!!!: Strange Weather, Isn’t It? (Warp)

Barb: s/t (Yep Roc)

S. Carey: All We Grow (Jagjaguwar)

Gabriele Coen: Awakening (Tzadik)

Coil Sea: s/t (Thrill Jockey)

Eels: Tomorrow Morning (E Works)

Fennesz/Daniell/Buck: Knoxville (Thrill Jockey)

Fitz and the Tantrums: Pickin’ Up the Pieces (Dangerbird)

John Scofield & Metropole Orkest: 54 (Emarcy)

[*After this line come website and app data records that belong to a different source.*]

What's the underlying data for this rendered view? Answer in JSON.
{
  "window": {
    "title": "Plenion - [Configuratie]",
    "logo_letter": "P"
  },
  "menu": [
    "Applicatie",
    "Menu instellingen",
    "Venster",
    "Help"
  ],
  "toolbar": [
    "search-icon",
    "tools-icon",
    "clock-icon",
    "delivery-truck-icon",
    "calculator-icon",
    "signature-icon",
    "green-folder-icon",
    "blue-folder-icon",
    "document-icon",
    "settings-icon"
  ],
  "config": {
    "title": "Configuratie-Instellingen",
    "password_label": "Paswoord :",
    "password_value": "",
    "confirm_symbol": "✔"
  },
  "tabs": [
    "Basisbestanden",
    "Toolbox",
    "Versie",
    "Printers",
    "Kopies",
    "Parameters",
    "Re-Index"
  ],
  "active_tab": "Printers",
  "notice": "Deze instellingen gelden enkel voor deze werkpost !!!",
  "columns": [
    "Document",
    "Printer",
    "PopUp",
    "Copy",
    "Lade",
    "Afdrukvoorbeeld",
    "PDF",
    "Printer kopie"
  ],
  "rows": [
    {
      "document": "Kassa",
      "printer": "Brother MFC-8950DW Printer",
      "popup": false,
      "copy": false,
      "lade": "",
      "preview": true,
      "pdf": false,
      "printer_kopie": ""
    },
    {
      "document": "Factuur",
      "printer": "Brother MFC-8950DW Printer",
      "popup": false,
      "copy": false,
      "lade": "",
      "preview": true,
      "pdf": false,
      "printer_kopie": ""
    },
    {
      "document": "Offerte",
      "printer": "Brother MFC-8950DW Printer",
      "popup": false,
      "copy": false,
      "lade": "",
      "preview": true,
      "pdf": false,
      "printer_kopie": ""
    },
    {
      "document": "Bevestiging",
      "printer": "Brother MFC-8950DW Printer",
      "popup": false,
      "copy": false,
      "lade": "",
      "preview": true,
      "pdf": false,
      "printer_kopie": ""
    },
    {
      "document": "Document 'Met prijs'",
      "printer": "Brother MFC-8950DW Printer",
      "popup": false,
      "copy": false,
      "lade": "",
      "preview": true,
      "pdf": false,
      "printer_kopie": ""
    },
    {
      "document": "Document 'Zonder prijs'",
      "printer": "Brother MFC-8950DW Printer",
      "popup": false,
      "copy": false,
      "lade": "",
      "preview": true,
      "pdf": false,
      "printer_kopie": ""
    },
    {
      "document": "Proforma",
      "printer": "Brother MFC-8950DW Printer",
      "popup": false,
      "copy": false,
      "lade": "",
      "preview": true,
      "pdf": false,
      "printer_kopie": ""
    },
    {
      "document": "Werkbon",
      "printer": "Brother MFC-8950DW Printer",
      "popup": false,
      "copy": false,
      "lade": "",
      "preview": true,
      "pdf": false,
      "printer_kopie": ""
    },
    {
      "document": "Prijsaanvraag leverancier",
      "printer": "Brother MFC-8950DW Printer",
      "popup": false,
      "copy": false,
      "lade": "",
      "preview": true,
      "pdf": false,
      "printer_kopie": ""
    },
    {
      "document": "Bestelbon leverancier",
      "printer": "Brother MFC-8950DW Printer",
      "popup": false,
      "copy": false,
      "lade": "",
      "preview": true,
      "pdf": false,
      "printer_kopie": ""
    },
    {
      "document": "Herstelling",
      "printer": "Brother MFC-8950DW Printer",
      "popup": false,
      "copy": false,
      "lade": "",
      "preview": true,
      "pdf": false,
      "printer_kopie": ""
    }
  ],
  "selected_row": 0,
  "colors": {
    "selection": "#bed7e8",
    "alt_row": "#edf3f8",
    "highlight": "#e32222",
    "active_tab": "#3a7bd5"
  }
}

Brad Laner: Natural Selections (Hometapes)

Jon Langford & Skull Orchard: Old Devils (Bloodshot)

Malevolent Creation: Invidious Dominion (Nuclear Blast)

Marty Ehrlich & Hankus Netsky: Fables (Tzadik)

Brian Wilson: Reimagines Gershwin (Disney)

John Zorn: Filmworks XXIV: The Nobel Prizewinner (Tzadik)